MOUNTAIN CITY — An investigation into the alleged theft of scrap metal at Johnson County’s solid waste transfer station led to a separate and unrelated misappropriation of transfer station funds discovered by the state comptroller’s office.
The findings of the state audit were announced in a news release on Monday. In the release, State Comptroller Justin Wilson said an employee in the mayor’s office misappropriated more than $40,000 worth of solid waste transfer station collection fees.
The audit report included a finding that said “as a result of allegations we received, our office performed an investigation concerning the removal of scrap metal from the solid waste transfer station by an employee of the Solid Waste Department. During this investigation, Solid Waste Director Tim Keene admitted to us that his son removed scrap metal from the transfer station and sold the metal for personal gain. Tim Keene’s employment with the Solid Waste Department was terminated on April 18, 2011. We could not determine the amount and value of the scrap metal sold.”
Mayor Larry Potter said no charges have yet been placed in the unrelated incidents, but he expected the incident involving the scrap metal to go before a grand jury soon. He said the investigation by the Tennessee Bureau of Investigation into the theft of funds in his office is “still going full blast.”
Potter said he became suspicious about the amount of scrap metal being taken in at the transfer station and got the TBI to investigate. He said the county’s audit was coming due at the time and he informed the auditor to take a close look at the transfer station funds.
“The auditors looked hard at the transfer station and the numbers there. That led them to look harder at the deposits,” Potter said.
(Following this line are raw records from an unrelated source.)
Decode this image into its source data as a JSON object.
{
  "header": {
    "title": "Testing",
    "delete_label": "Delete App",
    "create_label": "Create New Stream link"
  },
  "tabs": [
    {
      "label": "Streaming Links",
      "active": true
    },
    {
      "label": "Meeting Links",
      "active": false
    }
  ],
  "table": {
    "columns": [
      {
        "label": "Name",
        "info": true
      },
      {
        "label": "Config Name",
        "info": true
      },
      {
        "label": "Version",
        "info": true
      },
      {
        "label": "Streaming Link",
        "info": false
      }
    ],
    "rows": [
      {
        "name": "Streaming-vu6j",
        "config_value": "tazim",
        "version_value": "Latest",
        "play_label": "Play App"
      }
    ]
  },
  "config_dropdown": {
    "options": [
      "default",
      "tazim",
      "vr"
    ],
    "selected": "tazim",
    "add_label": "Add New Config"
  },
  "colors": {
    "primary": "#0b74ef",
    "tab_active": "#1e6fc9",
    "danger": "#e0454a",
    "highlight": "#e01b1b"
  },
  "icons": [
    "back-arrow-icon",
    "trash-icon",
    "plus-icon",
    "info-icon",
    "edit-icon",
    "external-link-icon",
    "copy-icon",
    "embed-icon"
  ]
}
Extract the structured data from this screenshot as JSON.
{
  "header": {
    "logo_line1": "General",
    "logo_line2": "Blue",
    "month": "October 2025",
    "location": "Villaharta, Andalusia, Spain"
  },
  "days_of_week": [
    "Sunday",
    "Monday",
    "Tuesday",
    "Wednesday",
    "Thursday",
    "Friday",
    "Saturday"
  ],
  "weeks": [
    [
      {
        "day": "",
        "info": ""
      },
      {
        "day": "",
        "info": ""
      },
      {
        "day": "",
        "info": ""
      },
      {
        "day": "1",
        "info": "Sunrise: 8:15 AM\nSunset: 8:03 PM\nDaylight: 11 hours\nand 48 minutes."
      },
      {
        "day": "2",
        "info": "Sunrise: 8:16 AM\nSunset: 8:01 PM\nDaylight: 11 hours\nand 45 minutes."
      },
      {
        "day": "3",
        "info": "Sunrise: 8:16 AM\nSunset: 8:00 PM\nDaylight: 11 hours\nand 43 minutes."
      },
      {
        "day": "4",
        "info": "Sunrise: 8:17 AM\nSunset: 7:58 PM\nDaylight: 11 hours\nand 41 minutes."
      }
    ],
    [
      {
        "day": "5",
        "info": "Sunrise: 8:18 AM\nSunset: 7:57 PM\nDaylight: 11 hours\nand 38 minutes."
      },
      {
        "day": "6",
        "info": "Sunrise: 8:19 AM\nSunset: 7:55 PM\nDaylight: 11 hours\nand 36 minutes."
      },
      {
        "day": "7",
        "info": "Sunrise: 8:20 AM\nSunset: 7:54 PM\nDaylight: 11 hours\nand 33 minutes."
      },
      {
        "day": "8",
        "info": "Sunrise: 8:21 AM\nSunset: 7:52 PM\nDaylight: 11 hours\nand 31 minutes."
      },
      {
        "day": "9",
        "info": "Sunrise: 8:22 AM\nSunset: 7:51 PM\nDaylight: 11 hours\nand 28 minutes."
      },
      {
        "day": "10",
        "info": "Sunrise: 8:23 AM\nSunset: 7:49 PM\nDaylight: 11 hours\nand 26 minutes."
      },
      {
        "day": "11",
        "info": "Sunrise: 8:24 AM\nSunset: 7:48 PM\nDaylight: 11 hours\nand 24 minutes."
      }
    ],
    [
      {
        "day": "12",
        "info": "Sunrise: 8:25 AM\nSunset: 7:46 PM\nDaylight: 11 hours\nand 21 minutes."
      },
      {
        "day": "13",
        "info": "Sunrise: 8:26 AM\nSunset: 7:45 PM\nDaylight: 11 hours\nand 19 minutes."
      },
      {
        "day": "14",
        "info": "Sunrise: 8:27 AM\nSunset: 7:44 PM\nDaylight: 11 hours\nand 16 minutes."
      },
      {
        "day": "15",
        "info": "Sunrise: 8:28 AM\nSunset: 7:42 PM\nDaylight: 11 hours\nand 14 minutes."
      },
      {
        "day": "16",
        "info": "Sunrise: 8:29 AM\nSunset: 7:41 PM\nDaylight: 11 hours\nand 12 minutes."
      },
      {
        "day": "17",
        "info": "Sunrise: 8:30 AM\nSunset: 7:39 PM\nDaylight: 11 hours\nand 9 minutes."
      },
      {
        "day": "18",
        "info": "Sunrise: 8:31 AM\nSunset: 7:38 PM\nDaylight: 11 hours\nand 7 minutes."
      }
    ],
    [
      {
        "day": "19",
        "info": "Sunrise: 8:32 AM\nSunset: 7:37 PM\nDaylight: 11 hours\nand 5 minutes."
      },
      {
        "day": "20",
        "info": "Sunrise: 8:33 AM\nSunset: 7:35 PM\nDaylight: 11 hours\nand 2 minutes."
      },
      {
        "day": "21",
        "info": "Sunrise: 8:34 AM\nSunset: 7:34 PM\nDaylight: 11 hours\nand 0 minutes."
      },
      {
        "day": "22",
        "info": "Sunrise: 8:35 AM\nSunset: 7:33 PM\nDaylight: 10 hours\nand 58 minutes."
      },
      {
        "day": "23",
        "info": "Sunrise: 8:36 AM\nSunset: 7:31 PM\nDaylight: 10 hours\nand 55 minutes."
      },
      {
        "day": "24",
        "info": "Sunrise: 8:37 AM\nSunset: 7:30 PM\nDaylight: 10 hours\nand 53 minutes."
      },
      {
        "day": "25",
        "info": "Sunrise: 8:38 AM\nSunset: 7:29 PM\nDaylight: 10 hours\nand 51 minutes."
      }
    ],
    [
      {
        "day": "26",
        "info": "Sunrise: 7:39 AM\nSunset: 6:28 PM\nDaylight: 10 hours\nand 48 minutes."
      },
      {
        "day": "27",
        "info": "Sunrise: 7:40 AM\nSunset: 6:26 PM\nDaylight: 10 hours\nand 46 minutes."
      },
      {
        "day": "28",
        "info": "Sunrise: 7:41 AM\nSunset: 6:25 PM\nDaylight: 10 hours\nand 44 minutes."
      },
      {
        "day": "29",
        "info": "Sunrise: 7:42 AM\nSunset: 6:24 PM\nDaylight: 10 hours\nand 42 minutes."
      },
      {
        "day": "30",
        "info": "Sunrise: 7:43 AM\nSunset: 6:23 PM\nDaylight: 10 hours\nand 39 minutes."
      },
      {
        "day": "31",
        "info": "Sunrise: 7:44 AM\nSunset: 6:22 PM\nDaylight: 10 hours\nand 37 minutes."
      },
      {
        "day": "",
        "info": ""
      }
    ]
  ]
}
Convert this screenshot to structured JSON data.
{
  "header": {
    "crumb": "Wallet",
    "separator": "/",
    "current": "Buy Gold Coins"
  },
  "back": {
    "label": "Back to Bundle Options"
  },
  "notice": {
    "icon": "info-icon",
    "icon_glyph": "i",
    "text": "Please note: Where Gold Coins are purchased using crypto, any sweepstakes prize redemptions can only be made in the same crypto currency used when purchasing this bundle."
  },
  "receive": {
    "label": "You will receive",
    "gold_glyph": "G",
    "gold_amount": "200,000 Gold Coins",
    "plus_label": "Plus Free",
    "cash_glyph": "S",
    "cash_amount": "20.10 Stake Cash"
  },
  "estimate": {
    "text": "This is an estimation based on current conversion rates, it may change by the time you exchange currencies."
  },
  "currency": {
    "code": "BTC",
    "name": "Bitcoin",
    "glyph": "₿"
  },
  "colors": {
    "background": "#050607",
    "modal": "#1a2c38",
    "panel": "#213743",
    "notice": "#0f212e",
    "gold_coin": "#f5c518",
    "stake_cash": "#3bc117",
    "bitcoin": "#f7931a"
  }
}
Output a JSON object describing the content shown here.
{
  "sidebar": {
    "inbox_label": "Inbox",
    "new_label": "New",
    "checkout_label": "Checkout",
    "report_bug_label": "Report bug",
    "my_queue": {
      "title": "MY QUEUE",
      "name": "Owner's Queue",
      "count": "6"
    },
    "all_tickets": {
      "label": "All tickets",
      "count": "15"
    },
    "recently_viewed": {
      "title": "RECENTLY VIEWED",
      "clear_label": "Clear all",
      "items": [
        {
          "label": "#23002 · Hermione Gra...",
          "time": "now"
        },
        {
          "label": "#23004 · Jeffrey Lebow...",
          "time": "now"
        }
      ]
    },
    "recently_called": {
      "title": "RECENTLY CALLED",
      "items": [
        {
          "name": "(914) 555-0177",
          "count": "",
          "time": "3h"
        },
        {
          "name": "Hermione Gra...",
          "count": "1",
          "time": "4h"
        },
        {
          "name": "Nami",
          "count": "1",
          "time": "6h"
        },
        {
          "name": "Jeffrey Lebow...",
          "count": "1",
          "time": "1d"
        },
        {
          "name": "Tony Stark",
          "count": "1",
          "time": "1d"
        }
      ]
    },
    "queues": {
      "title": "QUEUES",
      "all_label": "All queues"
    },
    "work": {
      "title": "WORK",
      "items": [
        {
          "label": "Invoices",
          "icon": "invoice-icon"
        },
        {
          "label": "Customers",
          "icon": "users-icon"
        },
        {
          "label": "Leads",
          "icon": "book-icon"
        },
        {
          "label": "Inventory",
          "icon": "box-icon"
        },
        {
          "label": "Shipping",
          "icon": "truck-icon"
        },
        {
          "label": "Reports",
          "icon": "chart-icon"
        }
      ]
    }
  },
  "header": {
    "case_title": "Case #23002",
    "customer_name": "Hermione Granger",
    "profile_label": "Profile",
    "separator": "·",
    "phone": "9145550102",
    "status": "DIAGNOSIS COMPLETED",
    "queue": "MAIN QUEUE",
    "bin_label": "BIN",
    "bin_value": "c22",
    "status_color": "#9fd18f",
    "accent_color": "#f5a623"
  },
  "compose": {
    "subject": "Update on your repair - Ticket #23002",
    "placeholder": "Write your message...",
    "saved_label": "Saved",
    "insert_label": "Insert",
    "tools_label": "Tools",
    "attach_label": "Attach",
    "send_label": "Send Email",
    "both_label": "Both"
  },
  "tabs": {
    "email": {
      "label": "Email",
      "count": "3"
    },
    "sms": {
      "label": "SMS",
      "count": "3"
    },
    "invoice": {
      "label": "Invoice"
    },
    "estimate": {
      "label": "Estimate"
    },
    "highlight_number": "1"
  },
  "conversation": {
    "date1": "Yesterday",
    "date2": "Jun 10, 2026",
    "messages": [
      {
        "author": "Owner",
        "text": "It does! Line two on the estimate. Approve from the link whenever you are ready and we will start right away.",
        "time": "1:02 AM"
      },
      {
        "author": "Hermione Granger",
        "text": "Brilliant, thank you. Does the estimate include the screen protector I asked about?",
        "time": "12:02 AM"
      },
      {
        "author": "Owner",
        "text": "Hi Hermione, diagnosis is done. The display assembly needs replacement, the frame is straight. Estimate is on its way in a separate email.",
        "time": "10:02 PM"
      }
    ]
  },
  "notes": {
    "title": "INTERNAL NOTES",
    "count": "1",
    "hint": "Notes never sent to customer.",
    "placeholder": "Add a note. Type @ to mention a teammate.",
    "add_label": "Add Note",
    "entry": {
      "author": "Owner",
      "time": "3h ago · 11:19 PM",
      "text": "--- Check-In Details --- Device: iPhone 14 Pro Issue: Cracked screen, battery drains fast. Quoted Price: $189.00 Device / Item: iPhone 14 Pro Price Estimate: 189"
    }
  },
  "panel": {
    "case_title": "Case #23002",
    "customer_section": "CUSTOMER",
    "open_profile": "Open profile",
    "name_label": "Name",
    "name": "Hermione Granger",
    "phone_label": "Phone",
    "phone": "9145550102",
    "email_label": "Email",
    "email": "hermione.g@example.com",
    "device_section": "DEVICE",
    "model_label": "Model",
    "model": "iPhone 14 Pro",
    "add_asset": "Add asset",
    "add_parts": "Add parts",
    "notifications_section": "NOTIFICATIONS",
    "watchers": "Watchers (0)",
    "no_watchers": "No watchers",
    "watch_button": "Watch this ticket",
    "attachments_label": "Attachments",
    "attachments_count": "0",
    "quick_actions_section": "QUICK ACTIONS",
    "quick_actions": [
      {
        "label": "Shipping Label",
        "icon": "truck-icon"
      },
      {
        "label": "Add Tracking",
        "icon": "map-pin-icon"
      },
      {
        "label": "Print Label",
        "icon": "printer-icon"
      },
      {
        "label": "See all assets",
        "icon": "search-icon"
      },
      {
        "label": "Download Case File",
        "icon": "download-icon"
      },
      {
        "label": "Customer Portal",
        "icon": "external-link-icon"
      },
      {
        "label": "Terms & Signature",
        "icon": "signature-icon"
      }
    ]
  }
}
Wilson said in the release that the investigators found “that between November 2010 and August 2011, the employee in the county mayor’s office failed to deposit several days’ worth of solid waste collection fees, totaling $21,958.15. The employee also deposited $18,737.40 worth of unreceipted checks for solid waste collections, but removed an equal amount of cash collections that had been receipted. Furthermore, the employee didn’t turn over $800 collected for sewer inspections to the Department of Environment and Conservation.”
The news release reported that when Potter was notified of the cash shortage, he immediately suspended the employee. The cash shortage was reported to the district attorney general.
Potter said he was unaware of that misappropriation at the time. He was focusing on the theft of the scrap metal.
He said he became suspicious about the amount of scrap metal the transfer station was reporting. He said reports showed only $1,148 of metal was sold during the past two years.
“Something did not add up,” Potter said. He began his own surveillance and even took photos which he shared with the TBI when he alerted them.
“The agent thanked me for making his job easy,” Potter said.
With the state auditor coming for the routine annual audit, Potter also alerted him. He said the auditor asked if Potter had notified the state comptroller. The mayor said he had notified TBI and was now notifying him.
Potter said some indication of how much was lost can be seen in the figures of scrap metal sold by the transfer station since April. For the two years before, he said the transfer station sold only $1,148. From April until the middle of October, the transfer station has sold $5,070.
Potter said that discovery led the auditors to take an even closer look at the solid waste funds and led to the discovery of the misappropriation of $40,695 in solid waste funds during an audit conducted on Aug. 24. The audit report indicated the cash shortage was caused by an employee of the mayor’s office not remitting solid waste transfer collections to the county trustee.
The audit report said “we informed the county mayor of the cash shortage on Aug. 24 and he immediately suspended the suspected employee.”
Potter said state law required funds to be deposited within three days, but he said there were sometimes delays as long as 35 days from the time the funds were collected until they were deposited with the county trustee.
“It is always unfortunate when public dollars are misappropriated or public resources are used for personal gain,” Wilson said. “I would ask that anyone who suspects fraud, waste or abuse of taxpayer dollars in our local governments across Tennessee to contact our fraud hotline at 800-232-5454. I also want to commend Johnson County officials for promising to take corrective action promptly after learning of our auditor’s findings.”
The complete audit can be viewed online at: http://www. â€‰ comptroller1.state.tn.us/reposiâ€‰ tory/CA/2011/Johnson.pdfâ€‰ .